Watch Live: College Football Hall of Fame Announcement  (10:30am-Tuesday)

Pat Harder would have been 91 on Monday.
As a Badger, he was 34 -- No. 34 -- an All-American fullback on the legendary 1942 team.
Harder, a Milwaukee native, was a fan favorite at Camp Randall Stadium.
"Hit'em again, Harder, Harder.''
Who knew such a simple cheer would have so much staying power?
In the 1944 National Football League draft, the Boston Yanks -- consider what an oxymoron that combination is today -- selected Notre Dame quarterback Angelo Bertelli with the No. 1 pick overall.
The 5-foot-11, 203-pound Harder -- who answered to the nickname "The Mule'' -- was taken second by the Chicago Cardinals. No UW player has ever been drafted higher.
After World War II, Harder played eight seasons with the Cardinals and Detroit Lions. Upon his retirement as a player, Harder went on to officiate 17 seasons in the NFL.
Less than a year after his death in 1992, Harder was posthumously inducted into the College Football Hall of Fame. Alan Ameche is the only other UW running back to be so honored by the HOF.
On Tuesday, the National Football Foundation will announce its 2013 College Football Hall of Fame class, which will consist of 12 players and two coaches.
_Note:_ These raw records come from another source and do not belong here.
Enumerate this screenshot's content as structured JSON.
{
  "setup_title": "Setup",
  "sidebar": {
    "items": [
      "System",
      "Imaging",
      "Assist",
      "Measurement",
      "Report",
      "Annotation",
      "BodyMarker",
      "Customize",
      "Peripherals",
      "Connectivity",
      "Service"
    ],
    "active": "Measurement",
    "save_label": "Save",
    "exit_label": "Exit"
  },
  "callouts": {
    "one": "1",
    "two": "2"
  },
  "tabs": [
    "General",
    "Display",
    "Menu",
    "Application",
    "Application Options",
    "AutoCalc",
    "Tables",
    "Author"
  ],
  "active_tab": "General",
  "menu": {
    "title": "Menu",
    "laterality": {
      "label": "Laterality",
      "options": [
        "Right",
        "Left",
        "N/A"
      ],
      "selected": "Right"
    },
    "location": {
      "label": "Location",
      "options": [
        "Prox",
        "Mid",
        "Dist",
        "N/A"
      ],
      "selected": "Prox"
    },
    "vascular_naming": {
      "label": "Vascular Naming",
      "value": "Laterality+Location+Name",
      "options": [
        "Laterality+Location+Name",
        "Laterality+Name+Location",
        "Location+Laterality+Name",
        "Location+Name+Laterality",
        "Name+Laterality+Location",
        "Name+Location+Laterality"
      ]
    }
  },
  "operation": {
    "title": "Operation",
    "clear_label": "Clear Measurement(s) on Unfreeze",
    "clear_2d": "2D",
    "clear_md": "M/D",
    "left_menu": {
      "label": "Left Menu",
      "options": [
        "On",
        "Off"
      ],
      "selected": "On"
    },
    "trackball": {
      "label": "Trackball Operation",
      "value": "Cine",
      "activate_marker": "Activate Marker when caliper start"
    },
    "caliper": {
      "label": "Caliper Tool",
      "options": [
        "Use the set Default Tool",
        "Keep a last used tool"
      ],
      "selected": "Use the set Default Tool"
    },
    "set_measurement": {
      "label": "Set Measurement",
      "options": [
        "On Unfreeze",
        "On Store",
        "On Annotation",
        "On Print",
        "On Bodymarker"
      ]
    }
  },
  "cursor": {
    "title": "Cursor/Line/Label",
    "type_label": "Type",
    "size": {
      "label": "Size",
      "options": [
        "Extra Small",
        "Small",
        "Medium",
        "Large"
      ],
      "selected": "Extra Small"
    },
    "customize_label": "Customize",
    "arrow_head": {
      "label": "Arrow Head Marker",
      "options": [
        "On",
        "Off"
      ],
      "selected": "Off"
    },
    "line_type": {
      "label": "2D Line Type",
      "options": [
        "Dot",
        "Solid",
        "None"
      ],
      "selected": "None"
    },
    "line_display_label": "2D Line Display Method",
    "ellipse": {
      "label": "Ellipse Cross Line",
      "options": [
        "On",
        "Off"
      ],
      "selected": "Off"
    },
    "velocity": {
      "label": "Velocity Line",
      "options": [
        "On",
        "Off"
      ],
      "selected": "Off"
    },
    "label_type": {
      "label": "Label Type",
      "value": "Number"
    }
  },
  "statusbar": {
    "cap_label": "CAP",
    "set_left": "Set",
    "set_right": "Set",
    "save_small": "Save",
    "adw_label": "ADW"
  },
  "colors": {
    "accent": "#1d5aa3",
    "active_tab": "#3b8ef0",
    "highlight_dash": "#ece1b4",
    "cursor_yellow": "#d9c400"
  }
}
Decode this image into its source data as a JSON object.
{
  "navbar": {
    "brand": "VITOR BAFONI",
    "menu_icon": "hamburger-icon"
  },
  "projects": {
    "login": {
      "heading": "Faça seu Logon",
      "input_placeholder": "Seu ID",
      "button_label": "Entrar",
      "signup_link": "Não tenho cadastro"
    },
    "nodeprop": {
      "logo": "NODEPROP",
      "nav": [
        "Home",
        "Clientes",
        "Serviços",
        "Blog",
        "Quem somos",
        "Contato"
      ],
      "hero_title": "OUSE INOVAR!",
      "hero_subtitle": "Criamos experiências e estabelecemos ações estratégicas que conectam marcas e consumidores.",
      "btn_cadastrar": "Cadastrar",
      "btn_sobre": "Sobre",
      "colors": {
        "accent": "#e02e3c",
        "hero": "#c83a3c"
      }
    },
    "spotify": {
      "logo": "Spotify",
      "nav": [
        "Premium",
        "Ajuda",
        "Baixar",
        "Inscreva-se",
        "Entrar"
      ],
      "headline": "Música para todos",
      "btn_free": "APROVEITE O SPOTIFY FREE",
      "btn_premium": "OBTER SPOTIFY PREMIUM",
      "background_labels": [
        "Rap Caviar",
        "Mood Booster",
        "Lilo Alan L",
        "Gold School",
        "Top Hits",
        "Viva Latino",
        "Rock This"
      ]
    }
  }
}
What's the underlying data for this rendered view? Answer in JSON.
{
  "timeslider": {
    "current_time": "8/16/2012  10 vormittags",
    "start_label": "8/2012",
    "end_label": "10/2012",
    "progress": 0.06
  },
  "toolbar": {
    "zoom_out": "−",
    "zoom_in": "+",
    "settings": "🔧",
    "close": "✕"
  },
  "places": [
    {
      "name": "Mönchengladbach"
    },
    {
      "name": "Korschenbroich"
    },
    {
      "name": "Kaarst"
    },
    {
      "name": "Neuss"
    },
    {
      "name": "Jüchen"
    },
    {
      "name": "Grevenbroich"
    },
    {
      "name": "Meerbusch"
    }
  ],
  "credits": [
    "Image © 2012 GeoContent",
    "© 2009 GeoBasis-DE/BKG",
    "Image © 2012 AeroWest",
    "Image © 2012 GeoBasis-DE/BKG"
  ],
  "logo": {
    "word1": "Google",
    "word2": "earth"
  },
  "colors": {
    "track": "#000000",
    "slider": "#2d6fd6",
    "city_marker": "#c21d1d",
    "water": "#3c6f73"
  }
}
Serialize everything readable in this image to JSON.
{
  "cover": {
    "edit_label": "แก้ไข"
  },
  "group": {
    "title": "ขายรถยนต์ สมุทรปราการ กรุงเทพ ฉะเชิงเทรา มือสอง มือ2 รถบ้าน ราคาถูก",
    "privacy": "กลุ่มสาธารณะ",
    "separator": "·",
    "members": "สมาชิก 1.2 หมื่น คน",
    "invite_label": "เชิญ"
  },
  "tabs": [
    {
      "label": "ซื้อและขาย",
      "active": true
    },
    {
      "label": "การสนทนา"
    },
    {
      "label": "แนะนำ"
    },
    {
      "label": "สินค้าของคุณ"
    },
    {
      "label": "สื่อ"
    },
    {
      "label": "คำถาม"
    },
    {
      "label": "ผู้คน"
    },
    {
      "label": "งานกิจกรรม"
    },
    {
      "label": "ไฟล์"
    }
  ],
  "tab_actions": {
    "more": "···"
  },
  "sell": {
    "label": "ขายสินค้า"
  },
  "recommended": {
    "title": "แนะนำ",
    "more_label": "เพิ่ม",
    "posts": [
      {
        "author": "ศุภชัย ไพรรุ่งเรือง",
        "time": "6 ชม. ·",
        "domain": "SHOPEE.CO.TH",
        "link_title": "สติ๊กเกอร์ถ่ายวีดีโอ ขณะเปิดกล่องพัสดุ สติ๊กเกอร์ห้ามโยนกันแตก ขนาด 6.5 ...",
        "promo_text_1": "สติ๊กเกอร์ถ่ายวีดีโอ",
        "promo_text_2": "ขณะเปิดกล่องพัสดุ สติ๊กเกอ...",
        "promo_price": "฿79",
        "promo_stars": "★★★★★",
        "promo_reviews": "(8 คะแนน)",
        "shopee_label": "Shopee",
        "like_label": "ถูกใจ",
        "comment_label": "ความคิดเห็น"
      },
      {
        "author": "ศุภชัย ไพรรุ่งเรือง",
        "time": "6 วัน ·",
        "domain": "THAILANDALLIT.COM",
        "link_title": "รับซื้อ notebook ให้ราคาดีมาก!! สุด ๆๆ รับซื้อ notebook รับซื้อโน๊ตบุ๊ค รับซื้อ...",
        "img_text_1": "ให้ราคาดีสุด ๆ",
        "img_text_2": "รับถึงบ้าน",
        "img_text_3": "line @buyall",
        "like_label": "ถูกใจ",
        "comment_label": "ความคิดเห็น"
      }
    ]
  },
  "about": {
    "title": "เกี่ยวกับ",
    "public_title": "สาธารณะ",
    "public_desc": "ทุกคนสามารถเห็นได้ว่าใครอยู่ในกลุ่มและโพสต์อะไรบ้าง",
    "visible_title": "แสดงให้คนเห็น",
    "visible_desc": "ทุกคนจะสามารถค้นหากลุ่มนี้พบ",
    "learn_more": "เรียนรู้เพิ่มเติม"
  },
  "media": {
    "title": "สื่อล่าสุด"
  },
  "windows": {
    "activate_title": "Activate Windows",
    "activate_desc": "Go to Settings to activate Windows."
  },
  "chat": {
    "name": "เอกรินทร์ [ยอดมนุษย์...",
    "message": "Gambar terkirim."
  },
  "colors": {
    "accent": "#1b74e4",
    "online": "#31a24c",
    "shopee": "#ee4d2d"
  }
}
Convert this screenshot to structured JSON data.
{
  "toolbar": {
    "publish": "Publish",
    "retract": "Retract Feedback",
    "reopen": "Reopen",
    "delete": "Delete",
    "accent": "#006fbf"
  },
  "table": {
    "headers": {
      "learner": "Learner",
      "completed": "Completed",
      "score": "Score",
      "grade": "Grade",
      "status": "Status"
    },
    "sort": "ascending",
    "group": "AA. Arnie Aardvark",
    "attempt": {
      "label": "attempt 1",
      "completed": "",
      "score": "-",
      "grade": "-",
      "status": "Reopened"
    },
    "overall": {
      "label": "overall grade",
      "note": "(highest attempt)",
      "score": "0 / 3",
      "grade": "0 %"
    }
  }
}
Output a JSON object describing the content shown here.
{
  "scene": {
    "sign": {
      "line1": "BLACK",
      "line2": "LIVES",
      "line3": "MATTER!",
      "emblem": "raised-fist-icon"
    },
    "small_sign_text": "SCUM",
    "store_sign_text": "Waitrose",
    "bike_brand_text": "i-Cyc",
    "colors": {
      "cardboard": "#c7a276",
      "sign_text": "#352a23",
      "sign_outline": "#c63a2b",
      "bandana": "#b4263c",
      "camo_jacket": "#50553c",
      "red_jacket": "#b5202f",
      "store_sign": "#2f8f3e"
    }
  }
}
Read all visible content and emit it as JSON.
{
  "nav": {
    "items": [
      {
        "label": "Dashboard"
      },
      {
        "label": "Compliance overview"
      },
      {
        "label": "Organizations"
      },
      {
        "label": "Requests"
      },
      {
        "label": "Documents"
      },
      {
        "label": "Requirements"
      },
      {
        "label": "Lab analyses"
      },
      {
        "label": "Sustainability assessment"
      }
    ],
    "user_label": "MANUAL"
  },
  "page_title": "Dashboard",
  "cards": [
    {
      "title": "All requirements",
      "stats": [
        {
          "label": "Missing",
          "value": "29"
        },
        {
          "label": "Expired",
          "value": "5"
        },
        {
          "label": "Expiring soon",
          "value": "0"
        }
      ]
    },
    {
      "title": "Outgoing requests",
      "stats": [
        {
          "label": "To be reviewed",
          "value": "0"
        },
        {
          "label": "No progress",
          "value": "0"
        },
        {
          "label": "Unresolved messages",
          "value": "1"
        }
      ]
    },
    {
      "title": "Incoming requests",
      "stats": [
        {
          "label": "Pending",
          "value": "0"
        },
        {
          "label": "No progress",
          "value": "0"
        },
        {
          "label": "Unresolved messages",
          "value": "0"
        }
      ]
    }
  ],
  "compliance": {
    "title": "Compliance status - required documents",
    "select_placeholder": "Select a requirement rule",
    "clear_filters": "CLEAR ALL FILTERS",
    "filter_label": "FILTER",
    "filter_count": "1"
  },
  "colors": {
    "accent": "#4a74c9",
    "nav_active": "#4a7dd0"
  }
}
Wisconsin tailback Ron Dayne is on the ballot for the first time and it would be surprising -- maybe even shocking -- if Dayne, the NCAA's all-time leading rusher, is not a first-ballot Hall of Famer.
Dayne is not the only HOF candidate who falls into this year's "no-brainer'' category.
Any short list should include Nebraska's Tommie Frazier, TCU's LaDainian Tomlinson, Oklahoma's Brian Bosworth, Notre Dame's Rocket Ismail, Ohio State's Orlando Pace, Indiana's Antwaan Randle El, Alabama's Derrick Thomas, Miami's Vinny Testaverde and Iowa's Andre Tippett.
By the way, Bernie Wyatt, a former Hayden Fry assistant, was not only instrumental in recruiting Tippett to Iowa, but also Dayne to Wisconsin when he was on Barry Alvarez's coaching staff.
On his 1995 campus visit, Dayne saw the Badgers attempt 51 passes and only 20 runs in a 33-20 loss to the Hawkeyes at Camp Randall. They were outrushed by 312 yards.
Sedrick Shaw led Iowa with 41 carries and 214 yards. Aaron Stecker led Wisconsin with 13 carries and 25 yards. After the game, UW assistant Brian White threw his arm around Dayne.
"See why we need you?'' White said with a sigh.
Dayne nodded and replied softly, "Yeah, I do.''
Seven thousand and one hundred and twenty-five rushing yards later ...
Dayne left Wisconsin with the 1999 Heisman Trophy.
In 2011, he was inducted into the Rose Bowl Hall of Fame.
When he got the news, Dayne responded, "Are you serious? Aren't I too young to be going into a Hall of Fame?'' He was then 33. Later, he admitted, "I was surprised. I really didn't believe it.''
Dayne was a two-time Rose Bowl MVP, one of only four in history joining Texas' Vince Young, USC's Charles White and Washington's Bob Schloredt.
Alvarez, UW's director of athletics, was Dayne's presenter at the Rose Bowl induction ceremony. To say the least, he knows his way around such HOF functions as a previous inductee.
"You liked your odds,'' Alvarez has always said, "going into any game with Ron Dayne.''